I had stopped following the American comic books a long time before, except for keeping a weather eye on them as a working illustrator might be expected to do. So I really didn't know what was happening there (apart from the obvious, like Watchmen), and it was a surprise to me to find that Conan didn't appear to be the big fan favourite it was when it started. After artist Barry Smith's tenure I always found it unreadable, like the original Robert E Howard books, from which I razored and kept the Frazetta covers. The character must have had its biggest popularity between the time Schwarzennegger played it in the first movie 1982, and the disappearance of the third one into development hell circa '86. Nevertheless there were three or four different regular Conan comic book titles all running at the same time in 1988. As far as I can figure out, Conan the King came to a conclusion that year and Mike found himself in the more prestigious Savage Sword of Conan from '89 and later in the flagship Conan the Barbarian, before the whole lot of them ground to a halt in 1995 and he found work outside of the comic book business, in animation mostly I believe. Mike has never bothered to put out much information on himself, so Lambiek has a rudimentary entry on him which doesn't include a year of birth (put 1955, Scotland, if you're reading). Here's one of his covers from Aug.1992.

And here's the only photo I can dig up:

It's from Glasgow paper the Evening Times, Sept 9 1992, one of those 'local boy makes good stories' that i always hate: "And while his former schoolmates shiver in a typical wet and windy Scottish autumn, Mike is enjoying the more temperate climes of Santa Monica..."
The story comes full circle as I see he is back in the funny book pages as an artist on a new work titled Jungle Reign, of which there is an online preview.

It's funny how things turn out.

(panel from my own The Dance of Lifey Death, drawn 1991.)

Labels: ,


Blogger Jackie E said...

Mike and his wife always brightened my day whenever I ran into them at Comic-Con.
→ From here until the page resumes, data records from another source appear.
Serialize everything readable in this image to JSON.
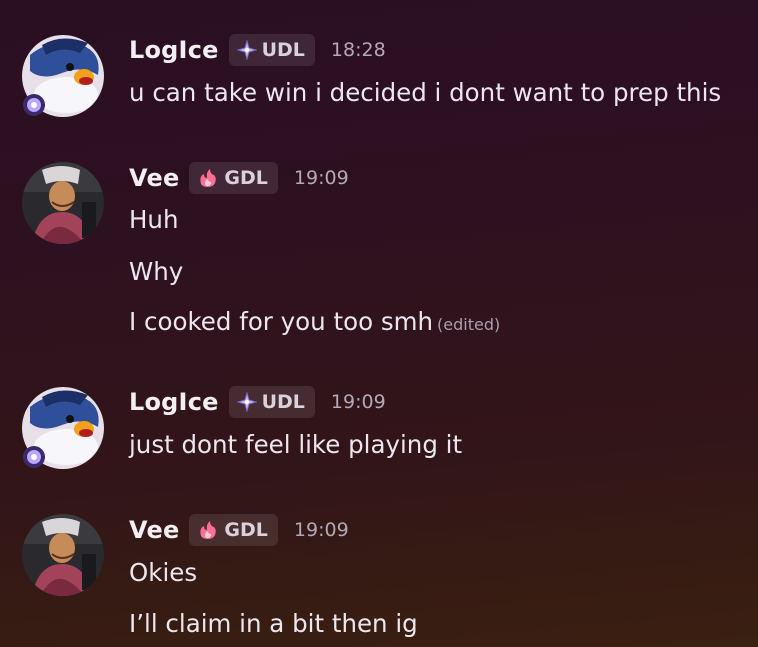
{
  "messages": [
    {
      "author": "LogIce",
      "tag": "UDL",
      "tag_icon": "diamond-sparkle-icon",
      "time": "18:28",
      "lines": [
        "u can take win i decided i dont want to prep this"
      ]
    },
    {
      "author": "Vee",
      "tag": "GDL",
      "tag_icon": "pink-flame-icon",
      "time": "19:09",
      "lines": [
        "Huh",
        "Why",
        "I cooked for you too smh"
      ],
      "edited_label": "(edited)"
    },
    {
      "author": "LogIce",
      "tag": "UDL",
      "tag_icon": "diamond-sparkle-icon",
      "time": "19:09",
      "lines": [
        "just dont feel like playing it"
      ]
    },
    {
      "author": "Vee",
      "tag": "GDL",
      "tag_icon": "pink-flame-icon",
      "time": "19:09",
      "lines": [
        "Okies",
        "I’ll claim in a bit then ig"
      ]
    }
  ],
  "colors": {
    "background_top": "#2a0e22",
    "background_bottom": "#3a2010",
    "text": "#ece6ee",
    "muted": "#b3a8b6"
  }
}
5 August 2009 at 11:55:00 GMT-5  
Blogger Parker said...

I last saw Docherty back in 99 when we were both storyboarding for animation at Sony. Always a pleasure.

5 August 2009 at 22:21:00 GMT-5  
Blogger Eddie Campbell said...

can you tell us what you were working on?

5 August 2009 at 22:26:00 GMT-5  
Blogger Parker said...

I was working on the Big Guy and Rusty the Boy Robot cartoon, and I can't remember if Docherty was on that, Men in Black or possibly the Starship Troopers thingy. I'll try asking a friend who worked there if he can remember.

7 August 2009 at 01:56:00 GMT-5  
Blogger Eddie Campbell said...

That's great. I can ask him myself of course. I just thought it would be interesting to get another angle. he never tells me about any of that stuff when he emails. usually wants to talk about old times. In fact i emailed to tell him i blogged about him and he still hasn't said anything and two days have passed.

we'll see how long it takes.....

7 August 2009 at 02:05:00 GMT-5  
Blogger Ish300 said...

I'd like to get in touch with Mike. I'm scanning a number of Savage Sword pages I inked of his. I never met him in person. His drawings were quite naturalistic and suited my drawing style to ink. I often wish I could revisit those days and ink those stories again as I like to think I've improved since then!

Geof Isherwood

21 August 2011 at 07:52:00 GMT-5  

Post a Comment

Subscribe to Post Comments [Atom]

<< Home